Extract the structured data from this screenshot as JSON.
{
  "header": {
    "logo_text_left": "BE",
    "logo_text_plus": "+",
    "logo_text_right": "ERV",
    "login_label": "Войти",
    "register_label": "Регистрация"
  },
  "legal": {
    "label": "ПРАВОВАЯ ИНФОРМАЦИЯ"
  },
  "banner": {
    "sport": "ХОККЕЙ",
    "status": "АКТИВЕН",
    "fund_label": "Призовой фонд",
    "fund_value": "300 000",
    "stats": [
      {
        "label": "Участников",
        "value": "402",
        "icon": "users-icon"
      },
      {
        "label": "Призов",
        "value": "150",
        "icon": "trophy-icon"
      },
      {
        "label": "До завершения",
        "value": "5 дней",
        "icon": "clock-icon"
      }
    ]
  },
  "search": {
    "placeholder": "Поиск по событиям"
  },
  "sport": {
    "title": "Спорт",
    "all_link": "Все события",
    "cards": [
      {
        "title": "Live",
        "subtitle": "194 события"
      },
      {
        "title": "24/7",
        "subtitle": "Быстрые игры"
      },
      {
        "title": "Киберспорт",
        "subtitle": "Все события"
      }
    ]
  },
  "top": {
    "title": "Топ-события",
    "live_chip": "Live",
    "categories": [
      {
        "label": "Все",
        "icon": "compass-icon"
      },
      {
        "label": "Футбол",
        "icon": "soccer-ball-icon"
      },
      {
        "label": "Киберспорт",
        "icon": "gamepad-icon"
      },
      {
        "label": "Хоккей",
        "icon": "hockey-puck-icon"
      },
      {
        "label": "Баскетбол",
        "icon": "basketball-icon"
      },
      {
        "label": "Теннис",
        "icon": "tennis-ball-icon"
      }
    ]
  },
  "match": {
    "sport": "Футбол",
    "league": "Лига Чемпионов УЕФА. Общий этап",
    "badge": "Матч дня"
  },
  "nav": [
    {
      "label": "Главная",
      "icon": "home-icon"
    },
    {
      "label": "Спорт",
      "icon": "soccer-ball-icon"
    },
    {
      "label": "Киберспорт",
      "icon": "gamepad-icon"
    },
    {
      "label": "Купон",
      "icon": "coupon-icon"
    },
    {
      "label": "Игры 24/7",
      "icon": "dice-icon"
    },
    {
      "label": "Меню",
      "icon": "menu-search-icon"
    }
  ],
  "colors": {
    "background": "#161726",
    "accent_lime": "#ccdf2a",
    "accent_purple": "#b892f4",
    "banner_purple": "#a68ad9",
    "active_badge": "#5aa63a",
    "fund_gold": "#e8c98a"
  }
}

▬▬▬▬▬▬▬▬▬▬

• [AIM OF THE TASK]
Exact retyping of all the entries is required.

• [OUTPUT FOR THIS EXERCISE]
Extract the structured data from this screenshot as JSON.
{
  "header": {
    "logo_text_left": "BE",
    "logo_text_plus": "+",
    "logo_text_right": "ERV",
    "login_label": "Войти",
    "register_label": "Регистрация"
  },
  "legal": {
    "label": "ПРАВОВАЯ ИНФОРМАЦИЯ"
  },
  "banner": {
    "sport": "ХОККЕЙ",
    "status": "АКТИВЕН",
    "fund_label": "Призовой фонд",
    "fund_value": "300 000",
    "stats": [
      {
        "label": "Участников",
        "value": "402",
        "icon": "users-icon"
      },
      {
        "label": "Призов",
        "value": "150",
        "icon": "trophy-icon"
      },
      {
        "label": "До завершения",
        "value": "5 дней",
        "icon": "clock-icon"
      }
    ]
  },
  "search": {
    "placeholder": "Поиск по событиям"
  },
  "sport": {
    "title": "Спорт",
    "all_link": "Все события",
    "cards": [
      {
        "title": "Live",
        "subtitle": "194 события"
      },
      {
        "title": "24/7",
        "subtitle": "Быстрые игры"
      },
      {
        "title": "Киберспорт",
        "subtitle": "Все события"
      }
    ]
  },
  "top": {
    "title": "Топ-события",
    "live_chip": "Live",
    "categories": [
      {
        "label": "Все",
        "icon": "compass-icon"
      },
      {
        "label": "Футбол",
        "icon": "soccer-ball-icon"
      },
      {
        "label": "Киберспорт",
        "icon": "gamepad-icon"
      },
      {
        "label": "Хоккей",
        "icon": "hockey-puck-icon"
      },
      {
        "label": "Баскетбол",
        "icon": "basketball-icon"
      },
      {
        "label": "Теннис",
        "icon": "tennis-ball-icon"
      }
    ]
  },
  "match": {
    "sport": "Футбол",
    "league": "Лига Чемпионов УЕФА. Общий этап",
    "badge": "Матч дня"
  },
  "nav": [
    {
      "label": "Главная",
      "icon": "home-icon"
    },
    {
      "label": "Спорт",
      "icon": "soccer-ball-icon"
    },
    {
      "label": "Киберспорт",
      "icon": "gamepad-icon"
    },
    {
      "label": "Купон",
      "icon": "coupon-icon"
    },
    {
      "label": "Игры 24/7",
      "icon": "dice-icon"
    },
    {
      "label": "Меню",
      "icon": "menu-search-icon"
    }
  ],
  "colors": {
    "background": "#161726",
    "accent_lime": "#ccdf2a",
    "accent_purple": "#b892f4",
    "banner_purple": "#a68ad9",
    "active_badge": "#5aa63a",
    "fund_gold": "#e8c98a"
  }
}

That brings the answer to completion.